Applying Iraq's Hard Lessons

Applying Iraq’s Hard Lessons to the Reform of Stabilization and Reconstruction Operations

This paper addresses–and proposes an innovative answer to– the question of who should be accountable for planning, managing, and executing stabilization and reconstruction operations (SROs).


The U.S. government's existing approach provides no clear answer. Responsibilities for SROs are divided among several agencies, chiefly the Department of State, the Department of Defense, and the U.S. Agency for International Development. As a result, lines of responsibility or accountability are not well–defined.

The disintegration of reconstruction management in Iraq occurred in part because no accountable, integrated, interagency management office existed to oversee and execute the reconstruction program.

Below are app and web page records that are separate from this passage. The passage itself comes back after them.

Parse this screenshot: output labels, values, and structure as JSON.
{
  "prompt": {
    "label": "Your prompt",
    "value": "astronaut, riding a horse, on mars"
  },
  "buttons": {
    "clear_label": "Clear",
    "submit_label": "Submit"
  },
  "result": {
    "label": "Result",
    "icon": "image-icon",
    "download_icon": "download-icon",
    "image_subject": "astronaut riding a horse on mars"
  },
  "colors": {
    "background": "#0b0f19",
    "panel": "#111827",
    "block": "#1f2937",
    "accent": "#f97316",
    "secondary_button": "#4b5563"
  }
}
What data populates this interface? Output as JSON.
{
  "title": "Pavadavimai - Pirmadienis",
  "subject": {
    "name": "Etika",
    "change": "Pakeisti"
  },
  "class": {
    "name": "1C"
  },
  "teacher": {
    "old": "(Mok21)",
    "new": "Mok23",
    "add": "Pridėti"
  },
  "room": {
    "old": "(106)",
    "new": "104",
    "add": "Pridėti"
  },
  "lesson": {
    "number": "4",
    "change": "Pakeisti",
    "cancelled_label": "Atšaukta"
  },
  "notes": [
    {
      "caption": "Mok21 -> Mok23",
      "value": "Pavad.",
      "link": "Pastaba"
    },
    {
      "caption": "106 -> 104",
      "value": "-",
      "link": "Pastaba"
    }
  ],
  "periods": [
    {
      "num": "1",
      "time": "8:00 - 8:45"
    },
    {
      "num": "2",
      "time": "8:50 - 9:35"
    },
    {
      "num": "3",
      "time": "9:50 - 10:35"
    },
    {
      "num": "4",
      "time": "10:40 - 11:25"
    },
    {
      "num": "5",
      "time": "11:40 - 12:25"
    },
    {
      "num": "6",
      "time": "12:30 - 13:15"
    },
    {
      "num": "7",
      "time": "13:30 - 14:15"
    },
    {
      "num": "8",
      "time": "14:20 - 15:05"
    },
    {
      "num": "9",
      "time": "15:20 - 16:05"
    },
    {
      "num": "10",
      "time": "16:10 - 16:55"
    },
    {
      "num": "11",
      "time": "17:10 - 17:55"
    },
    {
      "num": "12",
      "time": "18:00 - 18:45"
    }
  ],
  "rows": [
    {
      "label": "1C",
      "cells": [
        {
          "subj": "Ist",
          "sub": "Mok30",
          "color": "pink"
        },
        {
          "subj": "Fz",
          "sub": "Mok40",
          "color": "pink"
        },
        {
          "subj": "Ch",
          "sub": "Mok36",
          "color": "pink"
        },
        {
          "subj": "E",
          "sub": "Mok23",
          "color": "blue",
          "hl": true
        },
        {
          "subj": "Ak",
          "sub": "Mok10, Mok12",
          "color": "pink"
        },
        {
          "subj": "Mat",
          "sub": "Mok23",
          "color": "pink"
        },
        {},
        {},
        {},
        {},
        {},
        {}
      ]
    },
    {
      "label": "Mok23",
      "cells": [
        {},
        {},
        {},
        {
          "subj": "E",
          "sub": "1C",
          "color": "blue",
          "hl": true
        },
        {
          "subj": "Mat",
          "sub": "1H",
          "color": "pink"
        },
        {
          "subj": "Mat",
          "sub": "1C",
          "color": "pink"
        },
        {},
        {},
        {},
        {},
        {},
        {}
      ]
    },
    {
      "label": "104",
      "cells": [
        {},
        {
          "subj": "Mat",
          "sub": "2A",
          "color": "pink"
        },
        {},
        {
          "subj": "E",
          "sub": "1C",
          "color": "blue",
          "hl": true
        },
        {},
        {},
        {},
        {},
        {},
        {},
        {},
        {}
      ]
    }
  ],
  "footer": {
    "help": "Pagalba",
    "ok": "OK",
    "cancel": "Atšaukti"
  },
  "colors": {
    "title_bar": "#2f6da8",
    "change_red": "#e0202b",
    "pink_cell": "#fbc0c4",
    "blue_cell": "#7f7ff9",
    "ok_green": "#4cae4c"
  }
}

Therefore, SIGIR proposes the creation of a new office for planning, funding, staffing, and managing SROs: the U.S. Office for Contingency Operations (USOCO).


Creating USOCO could potentially prevent the recurrence of the kinds of breakdowns so often experienced in Iraq. Importantly, it would provide a single office whose sole mission would be to ensure that the United States is ready to go when the next contingency occurs, and provide someone to hold accountable for any failures in planning or execution.


Please address inquiries regarding this report to SIGIR Public Affairs by e-mail or to 703-428-1100.

Applying Hard Lessons File Size Date
Applying Iraq's Hard Lessons to the Reform Stabilization and Reconstruction Operations 1,328KB PDF 2/24/2010
Testimony: An Urgent Need: Coordinating Stabilization and Reconstruction in Contingency Operations (SIGIR 10-001T) 60KB PDF 2/24/2010
Testimony: Oversight: Hard Lessons Learned in Iraq and Benchmarks for Future Reconstruction Efforts (SIGIR 10-002T) 42KB PDF 2/24/2010
Front Cover (High-Resolution) 390KB JPG 2/24/2010
Back Cover (High Resolution) 135KB JPG 2/24/2010